What Is Modified Accrual Accounting?

Modified accrual accounting is an alternative bookkeeping method that combines accrual-basis accounting with cash-basis accounting. It recognizes revenues when they become available and measurable and, with a few exceptions, records expenditures when liabilities are incurred. Modified accrual accounting is commonly used by government agencies.

Key Takeaways

  • Modified accrual accounting is a method that combines accrual-basis accounting with cash basis accounting.
  • This bookkeeping system combines the simplicity of cash accounting with the more sophisticated ability of accrual accounting to match related revenues with expenses.
  • Modified accrual accounting borrows elements from both cash and accrual accounting depending on whether the assets are long-term or short-term.
  • Public companies cannot use this accounting method for financial statements, but it is widely accepted for use by government agencies.
  • Public companies cannot use modified accrual accounting because it does not comply with International Financial Reporting Standards (IFRS) or the generally accepted accounting principles (GAAP).

Understanding Modified Accrual Accounting

To understand how modified accrual accounting works it is first essential to break down how the traditional bookkeeping practices are influenced by function.

  • Cash-basis accounting recognizes transactions upon the exchange of cash. Expenses are not recognized until they are paid and revenue is not recognized until payment has been received. That means that future obligations or anticipated revenues are not recorded in financial statements until the cash transaction has occurred.
  • In contrast, accrual accounting recognizes expenses when they are incurred, regardless of the payment status of the charges, and records revenue when a legal obligation is created. This indicates the company has fulfilled an obligation and has earned the right to collect, say at the point when the goods are shipped or at the completion of a service.

Modified accrual accounting borrows elements from both cash and accrual accounting, depending on whether assets are long-term, such as fixed assets and long-term debt, or short-term, such as accounts receivable (AR) and inventory.

Recording Short-Term Events

The modified accrual practice follows the cash method of accounting when economic events affecting the short-term have occurred. An economic event is recorded in the short-term when the cash balance has been affected. The result of this rule is that almost all items recorded on the income statement are recorded using the cash basis, and items including accounts receivable and inventory are not recorded on the balance sheet.

Recording Long-Term Events

Economic events expected to impact multiple reporting periods are recorded using rules similar to the accrual method. This directly impacts the way fixed assets and long-term debt are documented. Under the modified accrual method, these long-term items are recorded on the balance sheet and depreciated, depleted, or amortized over the life of the asset or liability. This systematic distribution of expenses or revenues allows future financial statements to have more comparability.

Special Considerations

A modified accrual accounting system combines the simplicity of cash accounting with the more sophisticated ability of accrual accounting to match related revenues with expenses.

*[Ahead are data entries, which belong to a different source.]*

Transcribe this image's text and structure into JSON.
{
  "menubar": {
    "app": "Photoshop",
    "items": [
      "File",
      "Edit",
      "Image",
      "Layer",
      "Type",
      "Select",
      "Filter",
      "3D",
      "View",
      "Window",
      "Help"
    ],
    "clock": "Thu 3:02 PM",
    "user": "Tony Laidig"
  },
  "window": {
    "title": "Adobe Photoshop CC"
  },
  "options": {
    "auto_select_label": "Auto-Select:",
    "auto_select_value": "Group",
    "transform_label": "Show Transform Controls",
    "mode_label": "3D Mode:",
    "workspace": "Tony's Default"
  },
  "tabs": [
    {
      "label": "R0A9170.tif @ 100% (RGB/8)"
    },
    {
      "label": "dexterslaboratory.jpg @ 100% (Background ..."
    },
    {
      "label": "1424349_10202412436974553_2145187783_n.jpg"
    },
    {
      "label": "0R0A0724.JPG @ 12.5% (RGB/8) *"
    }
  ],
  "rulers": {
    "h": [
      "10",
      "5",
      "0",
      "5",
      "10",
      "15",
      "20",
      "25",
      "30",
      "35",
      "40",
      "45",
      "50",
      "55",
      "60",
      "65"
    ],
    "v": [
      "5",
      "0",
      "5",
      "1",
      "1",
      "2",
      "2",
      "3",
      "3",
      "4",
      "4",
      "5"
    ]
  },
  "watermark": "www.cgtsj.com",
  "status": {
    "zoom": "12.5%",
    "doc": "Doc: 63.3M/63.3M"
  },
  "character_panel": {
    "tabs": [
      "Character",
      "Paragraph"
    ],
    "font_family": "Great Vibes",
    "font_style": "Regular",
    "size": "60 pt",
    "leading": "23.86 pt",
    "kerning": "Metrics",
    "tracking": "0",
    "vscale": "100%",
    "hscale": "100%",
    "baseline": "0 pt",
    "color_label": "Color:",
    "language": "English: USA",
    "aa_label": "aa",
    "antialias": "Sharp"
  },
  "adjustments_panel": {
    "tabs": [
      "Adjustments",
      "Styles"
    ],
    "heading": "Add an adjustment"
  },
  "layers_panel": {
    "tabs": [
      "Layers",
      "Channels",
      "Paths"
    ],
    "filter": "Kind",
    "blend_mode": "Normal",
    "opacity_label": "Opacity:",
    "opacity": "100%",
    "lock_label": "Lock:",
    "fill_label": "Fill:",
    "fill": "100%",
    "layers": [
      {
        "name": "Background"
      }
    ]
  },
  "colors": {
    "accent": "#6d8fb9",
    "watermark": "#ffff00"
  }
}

It is not commonly used by public companies, however, as it does not comply with International Financial Reporting Standards (IFRS) or the generally accepted accounting principles (GAAP), which outline what procedures companies must follow when preparing their officially reported financial statements. Businesses that wish to use this method must do so for internal purposes and then convert transactions recorded under a cash basis to accrual accounting to get them signed off by auditors.

Under GAAP, if a public company has average gross receipts for the past three years of less than $25 million, they can then choose which accounting method they would like.

Government Friendly

For governments, it is a different story. The Government Accounting Standards Board (GASB), which is recognized as the official source of GAAP for state and local governments, establishes modified accrual accounting standards.

Modified accrual accounting is used and accepted by governmental agencies because they focus on current-year obligations. Governmental agencies have two key objectives: to report whether current-year revenues are sufficient enough to finance current-year expenses, and to demonstrate whether resources are being used according to legally adopted budgets.

Modified accrual accounting ticks those boxes. It enables government agencies to focus on short-term financial assets and liabilities. It also permits them to divide available funds into separate entities within the organization to ensure that money is being spent where it was intended.